First violin restoration of 2017 Part 1

Violin Labelled
Gaspar de Salo en Brescia 1586
A good German made violin, that was played professionally near the end of the 19th century and passed down in the family.
Of note is the double purfling and tasteful antiquing. The violin was originally finished with some wear marks, but the main wear patterns happened after the instrument was completed.
This is one of nicest German factory instruments I’ve worked on and well worth the restoration.
A center seam crack hiding underneath the tailpiece. When this crack was reglued and cleated the original saddle had to be trimmed. The rest of the seam is in good shape and although there were very few other problems with the top itself, since this needed to be cleated, removal of the top plate was necessary.
Without removing the rib and doing a plaster cast the rib was gently persuaded back into shape with a bit of moisture. A larger cleat was used to support the area originally damaged by overtightening of the chinrest, and part of the lining was removed and reworked to fit better. This type of repair saves time and money, and is structurally sound.
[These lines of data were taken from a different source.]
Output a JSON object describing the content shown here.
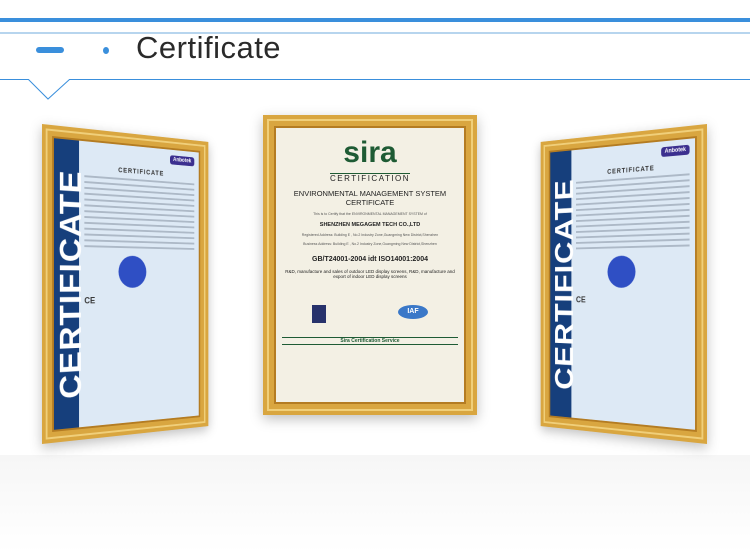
{
  "header": {
    "title": "Certificate"
  },
  "certificates": {
    "left": {
      "side_label": "CERTIFICATE",
      "heading": "CERTIFICATE",
      "badge": "Anbotek",
      "mark": "CE"
    },
    "center": {
      "brand": "sira",
      "brand_sub": "CERTIFICATION",
      "title_line1": "ENVIRONMENTAL MANAGEMENT SYSTEM",
      "title_line2": "CERTIFICATE",
      "intro": "This is to Certify that the ENVIRONMENTAL MANAGEMENT SYSTEM of",
      "company": "SHENZHEN MEGAGEM TECH CO.,LTD",
      "registered_address": "Registered Address: Building E , No.2 Industry Zone,Guangming New District,Shenzhen",
      "business_address": "Business Address: Building E , No.2 Industry Zone,Guangming New District,Shenzhen",
      "standard": "GB/T24001-2004 idt ISO14001:2004",
      "scope": "R&D, manufacture and sales of outdoor LED display screens, R&D, manufacture and export of indoor LED display screens",
      "logo_right": "IAF",
      "service": "Sira Certification Service"
    },
    "right": {
      "side_label": "CERTIFICATE",
      "heading": "CERTIFICATE",
      "badge": "Anbotek",
      "mark": "CE"
    }
  },
  "colors": {
    "accent": "#3a8fdc",
    "frame_gold": "#d9a640",
    "cert_blue": "#163f7c"
  }
}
However, a bit of distortion will still remain.
The majority of the interior is quite nicely done, with the exception of the endblock which shows a bit of carelessness in its trimming.
The crack came together flawlessly and small cleats have been glued cross grain to stabilize the area and prevent future harm to the area.20170110_183706.jpg
It went back together easier than it came apart.